There is no technical problem with that, but just brainstorming, I'd
rather see an:
    access(private)
    access(public)
    access(package)
for consistency. But it just seems a bit wordy.


It also reduces the scannability of the code. Human beings read by recognizing the first few and the last characters of a word and interpolating from that. Words that have the same prefix are less easy to recognize than others. And, more importantly, I don't like the brackets ;). D has already more than enough round brackets if you ask me. And since these will be on the same level as method definitions you'd always have to look twice to see if it's a method or an access modifier. Hauke

Agreed. Bruno.
Jun 03 2004
prev sibling parent reply "Phill" <phill pacific.net.au> writes:
"Walter" <newshound digitalmars.com> wrote in message
news:c9l7mi$2o5d$3 digitaldaemon.com...
 "Ben Hinkle" <bhinkle mathworks.com> wrote in message
 news:c9l4kg$2jj6$1 digitaldaemon.com...
 Yet more brainstorming...

 Any chance of following the model of extern
 http://www.digitalmars.com/d/attribute.html#linkage
 and putting the specific type of protection in parens? Something like

  private(package)
  private(subclass) == protected today
  private(module) == private today

 If there aren't any parens then "module" would be default just like the
 current behavior.
 I'd deprecate the "protected" keyword since "private(subclass)" is much

 descriptive of the behavior.

 One difference from extern is that implementation wouldn't be able to


 more protection styles.

There is no technical problem with that, but just brainstorming, I'd
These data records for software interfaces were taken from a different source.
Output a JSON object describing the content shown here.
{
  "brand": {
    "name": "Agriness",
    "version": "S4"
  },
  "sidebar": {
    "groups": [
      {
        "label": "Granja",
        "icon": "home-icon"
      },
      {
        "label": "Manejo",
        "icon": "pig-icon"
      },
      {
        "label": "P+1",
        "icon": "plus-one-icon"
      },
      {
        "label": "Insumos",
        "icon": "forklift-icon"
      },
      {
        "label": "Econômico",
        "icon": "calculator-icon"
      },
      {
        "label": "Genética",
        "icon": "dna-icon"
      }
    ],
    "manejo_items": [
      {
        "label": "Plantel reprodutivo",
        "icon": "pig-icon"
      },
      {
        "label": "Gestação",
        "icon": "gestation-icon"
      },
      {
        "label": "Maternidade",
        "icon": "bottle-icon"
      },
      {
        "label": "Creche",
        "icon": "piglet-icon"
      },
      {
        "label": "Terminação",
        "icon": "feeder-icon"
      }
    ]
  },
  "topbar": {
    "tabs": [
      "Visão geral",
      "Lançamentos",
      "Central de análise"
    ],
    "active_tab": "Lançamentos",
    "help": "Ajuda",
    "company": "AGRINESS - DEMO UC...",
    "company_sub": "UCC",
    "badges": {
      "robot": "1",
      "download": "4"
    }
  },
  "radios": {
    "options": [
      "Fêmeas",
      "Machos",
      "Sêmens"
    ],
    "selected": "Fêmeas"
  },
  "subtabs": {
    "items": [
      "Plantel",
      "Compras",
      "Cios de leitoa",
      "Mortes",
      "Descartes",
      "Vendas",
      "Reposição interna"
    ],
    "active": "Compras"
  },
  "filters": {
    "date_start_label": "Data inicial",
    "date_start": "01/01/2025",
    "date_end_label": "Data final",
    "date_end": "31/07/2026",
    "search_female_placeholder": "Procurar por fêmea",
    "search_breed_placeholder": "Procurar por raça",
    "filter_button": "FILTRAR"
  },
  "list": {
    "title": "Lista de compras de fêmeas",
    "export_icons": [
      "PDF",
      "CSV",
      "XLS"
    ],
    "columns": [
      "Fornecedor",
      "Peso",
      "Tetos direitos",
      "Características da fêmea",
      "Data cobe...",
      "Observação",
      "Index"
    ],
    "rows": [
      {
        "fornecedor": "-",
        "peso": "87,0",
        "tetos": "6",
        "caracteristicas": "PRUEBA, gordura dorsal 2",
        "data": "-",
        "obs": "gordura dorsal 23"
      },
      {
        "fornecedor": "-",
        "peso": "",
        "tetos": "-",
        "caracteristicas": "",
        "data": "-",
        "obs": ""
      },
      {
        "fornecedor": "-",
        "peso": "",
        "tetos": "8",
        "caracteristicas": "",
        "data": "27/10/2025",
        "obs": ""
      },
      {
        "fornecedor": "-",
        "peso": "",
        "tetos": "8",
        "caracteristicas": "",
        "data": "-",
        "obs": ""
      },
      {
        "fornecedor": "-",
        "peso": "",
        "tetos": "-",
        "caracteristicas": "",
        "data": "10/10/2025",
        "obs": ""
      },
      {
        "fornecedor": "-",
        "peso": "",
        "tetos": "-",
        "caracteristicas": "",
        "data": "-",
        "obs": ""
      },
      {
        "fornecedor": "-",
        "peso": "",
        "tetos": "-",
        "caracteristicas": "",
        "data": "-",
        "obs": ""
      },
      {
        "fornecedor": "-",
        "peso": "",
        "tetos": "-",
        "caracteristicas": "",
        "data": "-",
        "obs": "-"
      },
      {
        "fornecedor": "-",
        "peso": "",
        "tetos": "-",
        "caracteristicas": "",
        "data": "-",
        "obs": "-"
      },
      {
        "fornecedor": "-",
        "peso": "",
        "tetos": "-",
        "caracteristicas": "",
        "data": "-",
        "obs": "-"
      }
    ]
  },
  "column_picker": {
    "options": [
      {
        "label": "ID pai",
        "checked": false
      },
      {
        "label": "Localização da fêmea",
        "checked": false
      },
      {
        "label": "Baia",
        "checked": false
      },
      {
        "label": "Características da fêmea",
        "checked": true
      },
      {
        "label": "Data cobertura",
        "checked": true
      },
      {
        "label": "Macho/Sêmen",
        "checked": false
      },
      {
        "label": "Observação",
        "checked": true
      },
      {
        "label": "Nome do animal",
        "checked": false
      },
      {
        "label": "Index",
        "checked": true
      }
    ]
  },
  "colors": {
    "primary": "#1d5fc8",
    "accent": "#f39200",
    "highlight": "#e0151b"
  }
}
 see an:
     access(private)
     access(public)
     access(package)
 for consistency. But it just seems a bit wordy.

Does this mean that there is no in between private and public? Like if a subclass has to access its parent outside of the package, its parents methods and variables have to be public to be used? Phill
Jun 02 2004
parent "Walter" <newshound digitalmars.com> writes:
"Phill" <phill pacific.net.au> wrote in message
news:c9llif$bfu$1 digitaldaemon.com...
 "Walter" <newshound digitalmars.com> wrote in message
 There is no technical problem with that, but just brainstorming, I'd

 see an:
     access(private)
     access(public)
     access(package)
 for consistency. But it just seems a bit wordy.

Does this mean that there is no in between private and public? Like if a subclass has to access its parent outside of the package, its parents methods and variables have to be public to be used?

There's currently 'protected' for that.
Jun 02 2004
prev sibling parent Marco A <Marco_member pathlink.com> writes:
In article <c9ipvn$28dc$1 digitaldaemon.com>, Walter says...
There are two ways to provide package level 'friend' access:

1) simply allow private members to be accessed from other modules in the
same package

2) have another attribute: 'package'.

I prefer (1) to avoid a proliferation of keywords and complexity with little
added value.

visibility to other modules/classes in the same package for functions and data. Hopefully using "protected" visibility would be quite rare. ==================================== Suggested document/nomenclature change change "Protection Attribute" to "Visibility Attribute" (UML speak)
Jun 03 2004